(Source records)

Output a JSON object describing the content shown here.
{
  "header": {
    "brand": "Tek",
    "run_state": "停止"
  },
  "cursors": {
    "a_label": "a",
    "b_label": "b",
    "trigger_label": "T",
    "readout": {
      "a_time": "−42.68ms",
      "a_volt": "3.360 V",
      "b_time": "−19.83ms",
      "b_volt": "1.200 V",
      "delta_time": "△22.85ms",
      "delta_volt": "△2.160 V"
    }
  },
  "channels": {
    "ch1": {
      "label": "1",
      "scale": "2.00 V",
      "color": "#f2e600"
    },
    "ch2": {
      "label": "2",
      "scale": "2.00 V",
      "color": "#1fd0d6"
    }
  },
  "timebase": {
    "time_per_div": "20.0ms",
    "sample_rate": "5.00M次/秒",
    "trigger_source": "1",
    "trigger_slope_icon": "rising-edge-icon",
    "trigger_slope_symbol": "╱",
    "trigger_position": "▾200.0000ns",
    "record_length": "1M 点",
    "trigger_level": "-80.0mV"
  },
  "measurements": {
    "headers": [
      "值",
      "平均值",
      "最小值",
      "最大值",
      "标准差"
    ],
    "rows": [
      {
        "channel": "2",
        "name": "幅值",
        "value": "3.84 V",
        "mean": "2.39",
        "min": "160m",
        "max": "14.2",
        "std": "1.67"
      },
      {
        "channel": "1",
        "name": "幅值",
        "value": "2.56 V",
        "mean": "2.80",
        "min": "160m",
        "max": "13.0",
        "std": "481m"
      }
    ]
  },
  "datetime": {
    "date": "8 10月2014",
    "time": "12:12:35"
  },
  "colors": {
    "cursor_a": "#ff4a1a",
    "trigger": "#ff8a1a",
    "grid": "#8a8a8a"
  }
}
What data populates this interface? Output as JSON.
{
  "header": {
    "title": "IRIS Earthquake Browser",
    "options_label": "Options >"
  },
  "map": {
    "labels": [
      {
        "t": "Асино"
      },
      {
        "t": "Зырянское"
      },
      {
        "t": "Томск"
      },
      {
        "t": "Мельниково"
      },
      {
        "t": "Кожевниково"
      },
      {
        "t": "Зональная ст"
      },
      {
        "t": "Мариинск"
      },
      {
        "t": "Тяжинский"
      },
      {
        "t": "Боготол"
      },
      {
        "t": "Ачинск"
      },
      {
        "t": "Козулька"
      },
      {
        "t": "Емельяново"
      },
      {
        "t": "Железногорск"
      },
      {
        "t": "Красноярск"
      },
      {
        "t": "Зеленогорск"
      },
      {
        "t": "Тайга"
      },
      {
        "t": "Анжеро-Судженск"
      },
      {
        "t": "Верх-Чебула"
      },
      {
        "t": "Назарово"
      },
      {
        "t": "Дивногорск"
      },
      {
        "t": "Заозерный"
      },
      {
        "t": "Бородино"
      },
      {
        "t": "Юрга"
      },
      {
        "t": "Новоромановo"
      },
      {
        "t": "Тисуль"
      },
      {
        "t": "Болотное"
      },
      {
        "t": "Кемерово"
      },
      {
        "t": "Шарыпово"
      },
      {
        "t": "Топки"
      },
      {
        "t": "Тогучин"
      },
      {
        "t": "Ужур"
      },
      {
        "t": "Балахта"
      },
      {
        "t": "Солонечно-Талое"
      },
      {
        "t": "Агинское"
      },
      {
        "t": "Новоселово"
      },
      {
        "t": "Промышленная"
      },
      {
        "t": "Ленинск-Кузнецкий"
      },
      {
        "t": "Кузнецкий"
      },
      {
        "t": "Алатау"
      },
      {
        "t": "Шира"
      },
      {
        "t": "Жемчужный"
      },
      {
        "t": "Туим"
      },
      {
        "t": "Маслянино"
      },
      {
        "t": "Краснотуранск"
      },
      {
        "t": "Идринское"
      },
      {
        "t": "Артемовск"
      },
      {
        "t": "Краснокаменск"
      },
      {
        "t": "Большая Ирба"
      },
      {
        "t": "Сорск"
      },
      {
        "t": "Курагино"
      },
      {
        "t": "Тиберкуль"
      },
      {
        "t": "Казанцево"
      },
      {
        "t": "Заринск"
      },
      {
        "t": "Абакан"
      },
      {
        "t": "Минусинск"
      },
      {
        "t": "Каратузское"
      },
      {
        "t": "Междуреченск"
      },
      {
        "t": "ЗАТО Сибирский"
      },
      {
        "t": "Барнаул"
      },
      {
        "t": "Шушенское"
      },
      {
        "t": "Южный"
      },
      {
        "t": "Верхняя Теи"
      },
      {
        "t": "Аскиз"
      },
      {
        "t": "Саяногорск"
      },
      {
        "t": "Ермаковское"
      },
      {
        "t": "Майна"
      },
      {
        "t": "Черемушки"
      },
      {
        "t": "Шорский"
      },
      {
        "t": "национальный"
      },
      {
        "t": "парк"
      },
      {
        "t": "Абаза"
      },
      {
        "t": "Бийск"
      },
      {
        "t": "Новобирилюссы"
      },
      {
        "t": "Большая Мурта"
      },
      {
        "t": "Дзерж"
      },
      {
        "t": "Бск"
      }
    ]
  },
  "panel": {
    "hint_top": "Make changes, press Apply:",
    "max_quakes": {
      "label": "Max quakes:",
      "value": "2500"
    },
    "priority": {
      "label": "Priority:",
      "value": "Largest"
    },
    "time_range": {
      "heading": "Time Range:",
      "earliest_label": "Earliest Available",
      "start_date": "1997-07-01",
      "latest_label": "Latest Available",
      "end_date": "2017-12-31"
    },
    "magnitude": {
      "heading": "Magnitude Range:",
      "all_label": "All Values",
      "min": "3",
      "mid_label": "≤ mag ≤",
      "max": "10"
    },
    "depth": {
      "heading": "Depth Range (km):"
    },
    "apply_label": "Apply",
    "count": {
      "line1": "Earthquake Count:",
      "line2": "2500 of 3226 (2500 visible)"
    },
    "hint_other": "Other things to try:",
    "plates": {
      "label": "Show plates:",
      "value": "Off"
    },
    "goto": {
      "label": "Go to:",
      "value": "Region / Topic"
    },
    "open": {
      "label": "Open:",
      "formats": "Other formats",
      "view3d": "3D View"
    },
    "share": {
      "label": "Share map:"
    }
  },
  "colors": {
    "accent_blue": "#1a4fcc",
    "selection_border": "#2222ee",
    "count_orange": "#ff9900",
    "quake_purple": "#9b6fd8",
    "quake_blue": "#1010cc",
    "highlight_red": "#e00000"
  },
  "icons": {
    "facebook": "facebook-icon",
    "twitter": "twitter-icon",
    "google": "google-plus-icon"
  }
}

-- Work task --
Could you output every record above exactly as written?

-- The answer --
Output a JSON object describing the content shown here.
{
  "header": {
    "brand": "Tek",
    "run_state": "停止"
  },
  "cursors": {
    "a_label": "a",
    "b_label": "b",
    "trigger_label": "T",
    "readout": {
      "a_time": "−42.68ms",
      "a_volt": "3.360 V",
      "b_time": "−19.83ms",
      "b_volt": "1.200 V",
      "delta_time": "△22.85ms",
      "delta_volt": "△2.160 V"
    }
  },
  "channels": {
    "ch1": {
      "label": "1",
      "scale": "2.00 V",
      "color": "#f2e600"
    },
    "ch2": {
      "label": "2",
      "scale": "2.00 V",
      "color": "#1fd0d6"
    }
  },
  "timebase": {
    "time_per_div": "20.0ms",
    "sample_rate": "5.00M次/秒",
    "trigger_source": "1",
    "trigger_slope_icon": "rising-edge-icon",
    "trigger_slope_symbol": "╱",
    "trigger_position": "▾200.0000ns",
    "record_length": "1M 点",
    "trigger_level": "-80.0mV"
  },
  "measurements": {
    "headers": [
      "值",
      "平均值",
      "最小值",
      "最大值",
      "标准差"
    ],
    "rows": [
      {
        "channel": "2",
        "name": "幅值",
        "value": "3.84 V",
        "mean": "2.39",
        "min": "160m",
        "max": "14.2",
        "std": "1.67"
      },
      {
        "channel": "1",
        "name": "幅值",
        "value": "2.56 V",
        "mean": "2.80",
        "min": "160m",
        "max": "13.0",
        "std": "481m"
      }
    ]
  },
  "datetime": {
    "date": "8 10月2014",
    "time": "12:12:35"
  },
  "colors": {
    "cursor_a": "#ff4a1a",
    "trigger": "#ff8a1a",
    "grid": "#8a8a8a"
  }
}
What data populates this interface? Output as JSON.
{
  "header": {
    "title": "IRIS Earthquake Browser",
    "options_label": "Options >"
  },
  "map": {
    "labels": [
      {
        "t": "Асино"
      },
      {
        "t": "Зырянское"
      },
      {
        "t": "Томск"
      },
      {
        "t": "Мельниково"
      },
      {
        "t": "Кожевниково"
      },
      {
        "t": "Зональная ст"
      },
      {
        "t": "Мариинск"
      },
      {
        "t": "Тяжинский"
      },
      {
        "t": "Боготол"
      },
      {
        "t": "Ачинск"
      },
      {
        "t": "Козулька"
      },
      {
        "t": "Емельяново"
      },
      {
        "t": "Железногорск"
      },
      {
        "t": "Красноярск"
      },
      {
        "t": "Зеленогорск"
      },
      {
        "t": "Тайга"
      },
      {
        "t": "Анжеро-Судженск"
      },
      {
        "t": "Верх-Чебула"
      },
      {
        "t": "Назарово"
      },
      {
        "t": "Дивногорск"
      },
      {
        "t": "Заозерный"
      },
      {
        "t": "Бородино"
      },
      {
        "t": "Юрга"
      },
      {
        "t": "Новоромановo"
      },
      {
        "t": "Тисуль"
      },
      {
        "t": "Болотное"
      },
      {
        "t": "Кемерово"
      },
      {
        "t": "Шарыпово"
      },
      {
        "t": "Топки"
      },
      {
        "t": "Тогучин"
      },
      {
        "t": "Ужур"
      },
      {
        "t": "Балахта"
      },
      {
        "t": "Солонечно-Талое"
      },
      {
        "t": "Агинское"
      },
      {
        "t": "Новоселово"
      },
      {
        "t": "Промышленная"
      },
      {
        "t": "Ленинск-Кузнецкий"
      },
      {
        "t": "Кузнецкий"
      },
      {
        "t": "Алатау"
      },
      {
        "t": "Шира"
      },
      {
        "t": "Жемчужный"
      },
      {
        "t": "Туим"
      },
      {
        "t": "Маслянино"
      },
      {
        "t": "Краснотуранск"
      },
      {
        "t": "Идринское"
      },
      {
        "t": "Артемовск"
      },
      {
        "t": "Краснокаменск"
      },
      {
        "t": "Большая Ирба"
      },
      {
        "t": "Сорск"
      },
      {
        "t": "Курагино"
      },
      {
        "t": "Тиберкуль"
      },
      {
        "t": "Казанцево"
      },
      {
        "t": "Заринск"
      },
      {
        "t": "Абакан"
      },
      {
        "t": "Минусинск"
      },
      {
        "t": "Каратузское"
      },
      {
        "t": "Междуреченск"
      },
      {
        "t": "ЗАТО Сибирский"
      },
      {
        "t": "Барнаул"
      },
      {
        "t": "Шушенское"
      },
      {
        "t": "Южный"
      },
      {
        "t": "Верхняя Теи"
      },
      {
        "t": "Аскиз"
      },
      {
        "t": "Саяногорск"
      },
      {
        "t": "Ермаковское"
      },
      {
        "t": "Майна"
      },
      {
        "t": "Черемушки"
      },
      {
        "t": "Шорский"
      },
      {
        "t": "национальный"
      },
      {
        "t": "парк"
      },
      {
        "t": "Абаза"
      },
      {
        "t": "Бийск"
      },
      {
        "t": "Новобирилюссы"
      },
      {
        "t": "Большая Мурта"
      },
      {
        "t": "Дзерж"
      },
      {
        "t": "Бск"
      }
    ]
  },
  "panel": {
    "hint_top": "Make changes, press Apply:",
    "max_quakes": {
      "label": "Max quakes:",
      "value": "2500"
    },
    "priority": {
      "label": "Priority:",
      "value": "Largest"
    },
    "time_range": {
      "heading": "Time Range:",
      "earliest_label": "Earliest Available",
      "start_date": "1997-07-01",
      "latest_label": "Latest Available",
      "end_date": "2017-12-31"
    },
    "magnitude": {
      "heading": "Magnitude Range:",
      "all_label": "All Values",
      "min": "3",
      "mid_label": "≤ mag ≤",
      "max": "10"
    },
    "depth": {
      "heading": "Depth Range (km):"
    },
    "apply_label": "Apply",
    "count": {
      "line1": "Earthquake Count:",
      "line2": "2500 of 3226 (2500 visible)"
    },
    "hint_other": "Other things to try:",
    "plates": {
      "label": "Show plates:",
      "value": "Off"
    },
    "goto": {
      "label": "Go to:",
      "value": "Region / Topic"
    },
    "open": {
      "label": "Open:",
      "formats": "Other formats",
      "view3d": "3D View"
    },
    "share": {
      "label": "Share map:"
    }
  },
  "colors": {
    "accent_blue": "#1a4fcc",
    "selection_border": "#2222ee",
    "count_orange": "#ff9900",
    "quake_purple": "#9b6fd8",
    "quake_blue": "#1010cc",
    "highlight_red": "#e00000"
  },
  "icons": {
    "facebook": "facebook-icon",
    "twitter": "twitter-icon",
    "google": "google-plus-icon"
  }
}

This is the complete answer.